Please show each line of the listing where "screenshot" is present.
━━━━━━━━
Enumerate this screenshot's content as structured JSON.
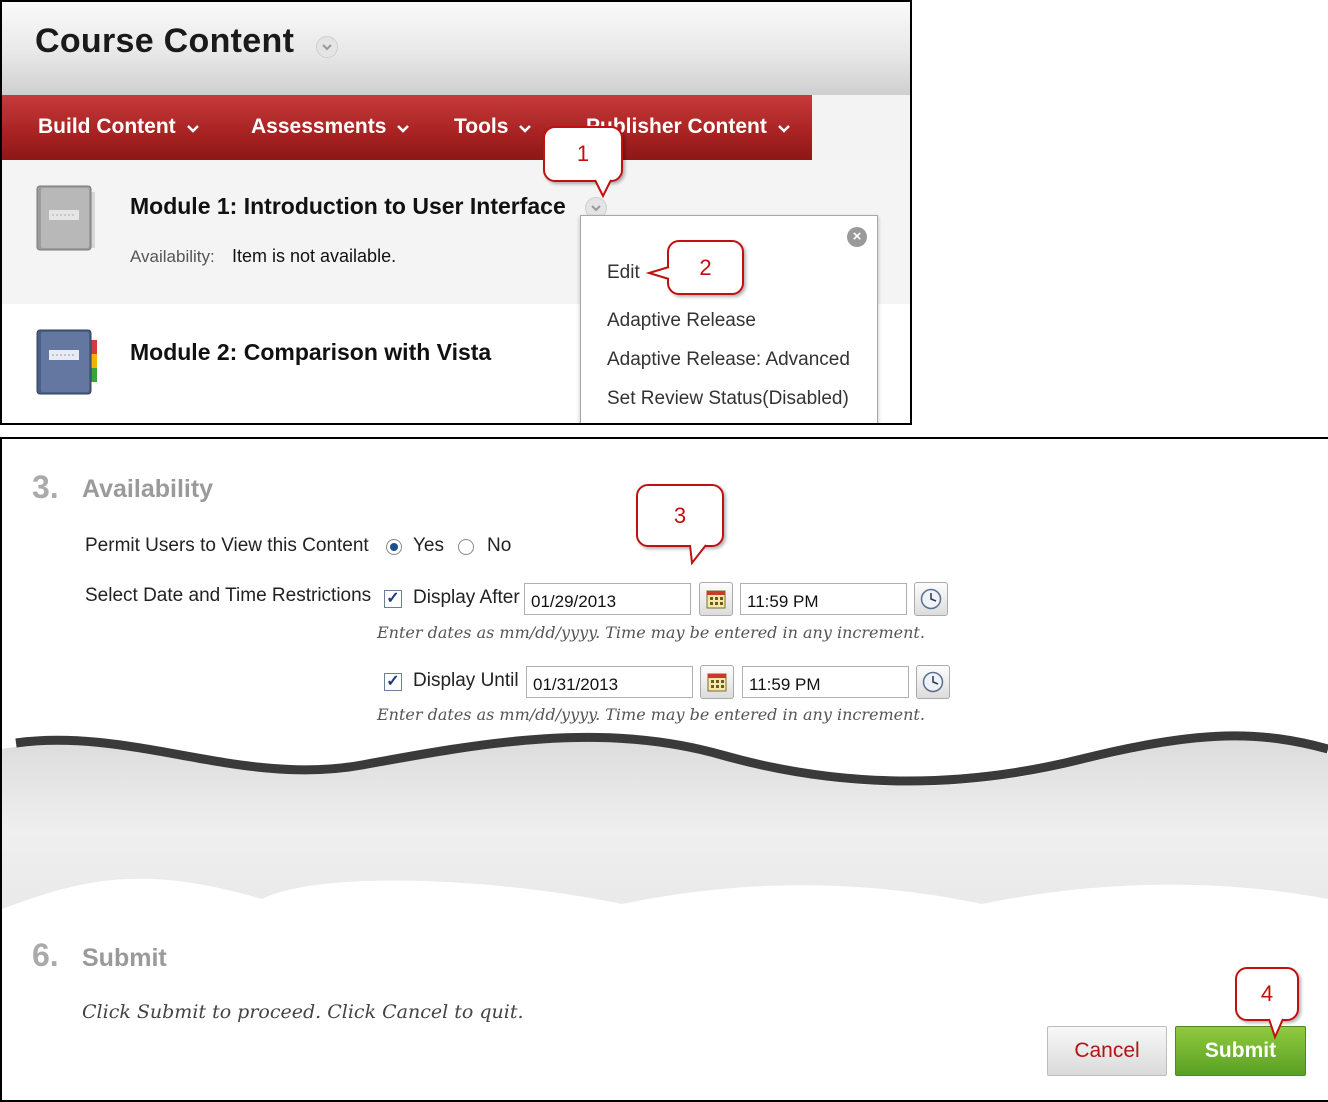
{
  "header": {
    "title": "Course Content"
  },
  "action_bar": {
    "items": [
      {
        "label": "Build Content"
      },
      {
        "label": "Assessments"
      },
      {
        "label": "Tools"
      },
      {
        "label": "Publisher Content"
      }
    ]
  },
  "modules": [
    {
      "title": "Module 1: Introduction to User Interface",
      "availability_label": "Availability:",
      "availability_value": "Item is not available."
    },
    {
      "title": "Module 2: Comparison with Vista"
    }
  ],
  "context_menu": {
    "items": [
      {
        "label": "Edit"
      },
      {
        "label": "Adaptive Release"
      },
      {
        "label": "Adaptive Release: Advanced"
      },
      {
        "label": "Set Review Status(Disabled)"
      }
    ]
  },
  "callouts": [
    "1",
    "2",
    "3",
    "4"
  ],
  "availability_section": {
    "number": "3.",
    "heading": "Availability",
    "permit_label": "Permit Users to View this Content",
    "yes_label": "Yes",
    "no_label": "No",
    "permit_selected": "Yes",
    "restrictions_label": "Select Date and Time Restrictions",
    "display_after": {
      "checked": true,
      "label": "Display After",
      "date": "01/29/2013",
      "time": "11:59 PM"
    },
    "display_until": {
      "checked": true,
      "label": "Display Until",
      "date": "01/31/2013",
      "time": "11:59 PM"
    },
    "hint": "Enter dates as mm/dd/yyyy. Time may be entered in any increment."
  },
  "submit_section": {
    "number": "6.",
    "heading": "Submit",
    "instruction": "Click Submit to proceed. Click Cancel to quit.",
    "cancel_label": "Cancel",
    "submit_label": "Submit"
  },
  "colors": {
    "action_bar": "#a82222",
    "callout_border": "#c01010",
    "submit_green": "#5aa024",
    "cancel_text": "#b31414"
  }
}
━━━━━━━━
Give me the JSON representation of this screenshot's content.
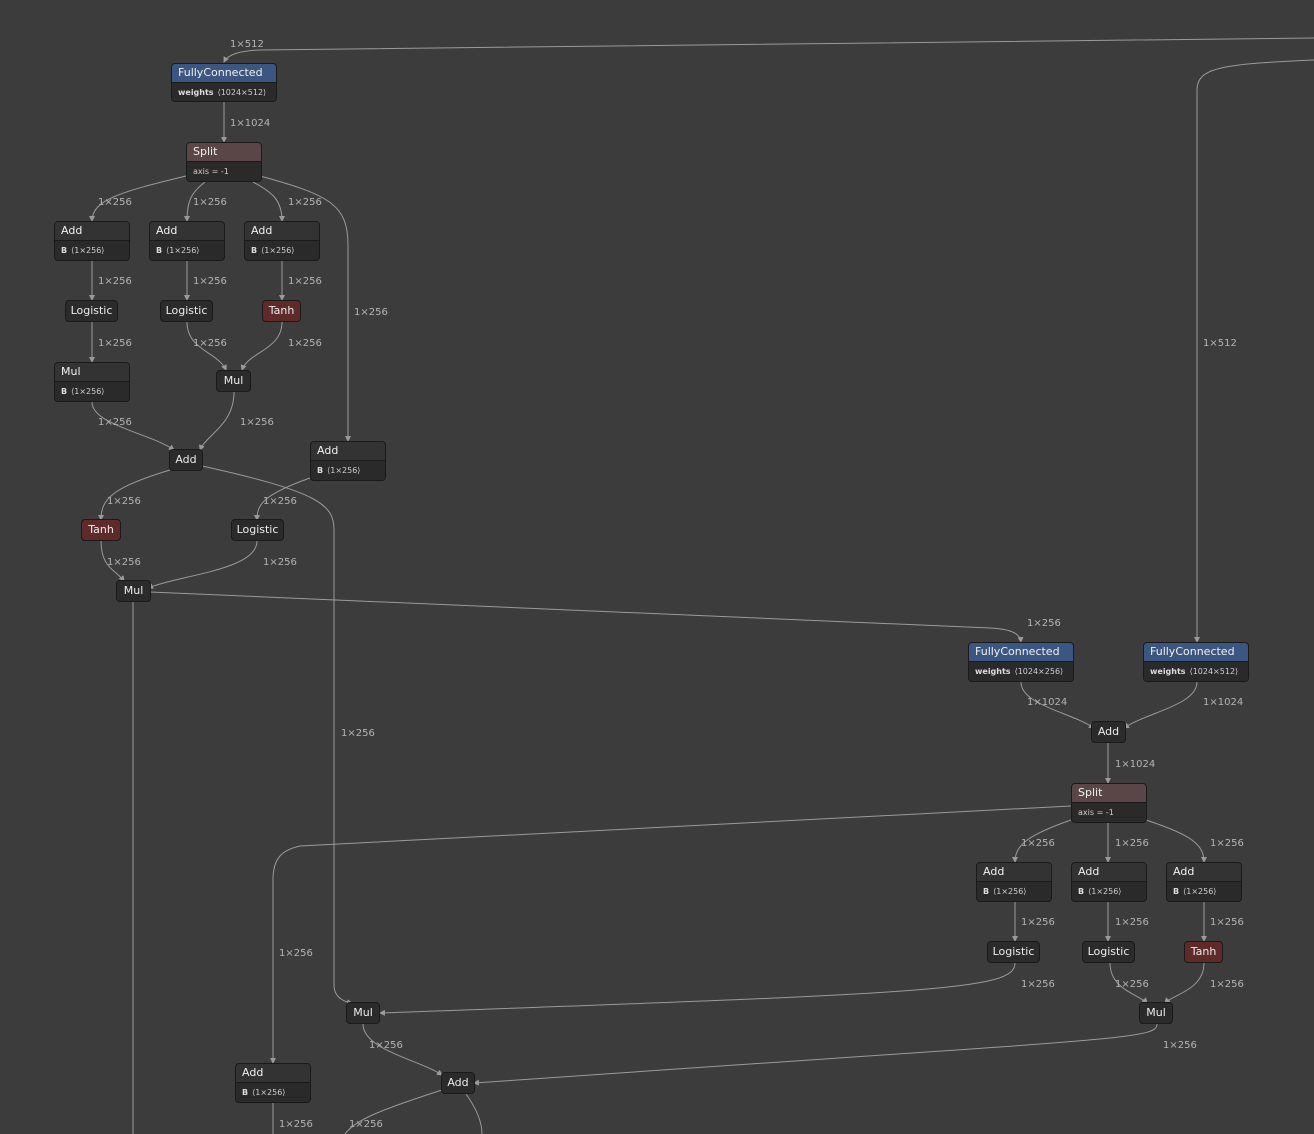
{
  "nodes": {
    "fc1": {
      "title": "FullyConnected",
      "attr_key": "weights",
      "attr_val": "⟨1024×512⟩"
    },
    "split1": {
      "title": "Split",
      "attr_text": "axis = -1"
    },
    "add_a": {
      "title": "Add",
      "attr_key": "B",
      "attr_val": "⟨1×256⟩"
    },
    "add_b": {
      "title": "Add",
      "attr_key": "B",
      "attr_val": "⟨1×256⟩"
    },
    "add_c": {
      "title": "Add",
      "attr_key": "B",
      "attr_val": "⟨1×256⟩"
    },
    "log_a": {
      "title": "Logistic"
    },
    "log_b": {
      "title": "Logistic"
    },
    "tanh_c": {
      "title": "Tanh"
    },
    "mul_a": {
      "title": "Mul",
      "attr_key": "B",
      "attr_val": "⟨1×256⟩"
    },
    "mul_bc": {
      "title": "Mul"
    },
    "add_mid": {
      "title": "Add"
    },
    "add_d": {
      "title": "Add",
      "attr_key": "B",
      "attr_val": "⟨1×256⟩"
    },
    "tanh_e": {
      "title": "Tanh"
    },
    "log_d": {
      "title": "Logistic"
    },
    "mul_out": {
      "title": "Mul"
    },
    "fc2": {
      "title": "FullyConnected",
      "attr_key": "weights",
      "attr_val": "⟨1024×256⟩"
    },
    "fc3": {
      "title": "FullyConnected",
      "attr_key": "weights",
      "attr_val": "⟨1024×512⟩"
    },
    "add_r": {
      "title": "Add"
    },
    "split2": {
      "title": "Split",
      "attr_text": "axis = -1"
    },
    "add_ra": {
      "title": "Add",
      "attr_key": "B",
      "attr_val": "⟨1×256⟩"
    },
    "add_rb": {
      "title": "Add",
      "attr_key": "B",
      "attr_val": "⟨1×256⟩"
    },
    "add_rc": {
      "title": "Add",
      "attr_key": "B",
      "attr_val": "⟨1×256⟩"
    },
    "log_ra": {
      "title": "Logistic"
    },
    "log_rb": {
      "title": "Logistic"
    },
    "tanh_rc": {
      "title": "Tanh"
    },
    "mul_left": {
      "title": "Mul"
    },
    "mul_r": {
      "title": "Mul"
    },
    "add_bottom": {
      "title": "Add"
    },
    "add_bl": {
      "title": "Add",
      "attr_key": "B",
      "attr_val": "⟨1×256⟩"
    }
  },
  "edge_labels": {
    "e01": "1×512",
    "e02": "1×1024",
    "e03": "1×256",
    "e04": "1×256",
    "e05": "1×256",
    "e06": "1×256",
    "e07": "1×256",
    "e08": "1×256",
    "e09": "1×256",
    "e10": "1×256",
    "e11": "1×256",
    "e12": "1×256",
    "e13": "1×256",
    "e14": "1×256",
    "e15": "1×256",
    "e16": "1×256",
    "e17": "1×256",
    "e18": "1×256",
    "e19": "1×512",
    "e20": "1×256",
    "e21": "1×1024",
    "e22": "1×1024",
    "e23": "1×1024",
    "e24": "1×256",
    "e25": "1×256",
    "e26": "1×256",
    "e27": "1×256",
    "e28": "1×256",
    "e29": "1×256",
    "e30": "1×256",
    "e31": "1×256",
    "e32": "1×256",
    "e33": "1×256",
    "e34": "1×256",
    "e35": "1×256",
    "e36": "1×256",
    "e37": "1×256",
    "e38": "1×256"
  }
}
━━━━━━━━
- ANSWER AREA:
Enumerate this screenshot's content as structured JSON.
Give me the JSON representation of this screenshot's content.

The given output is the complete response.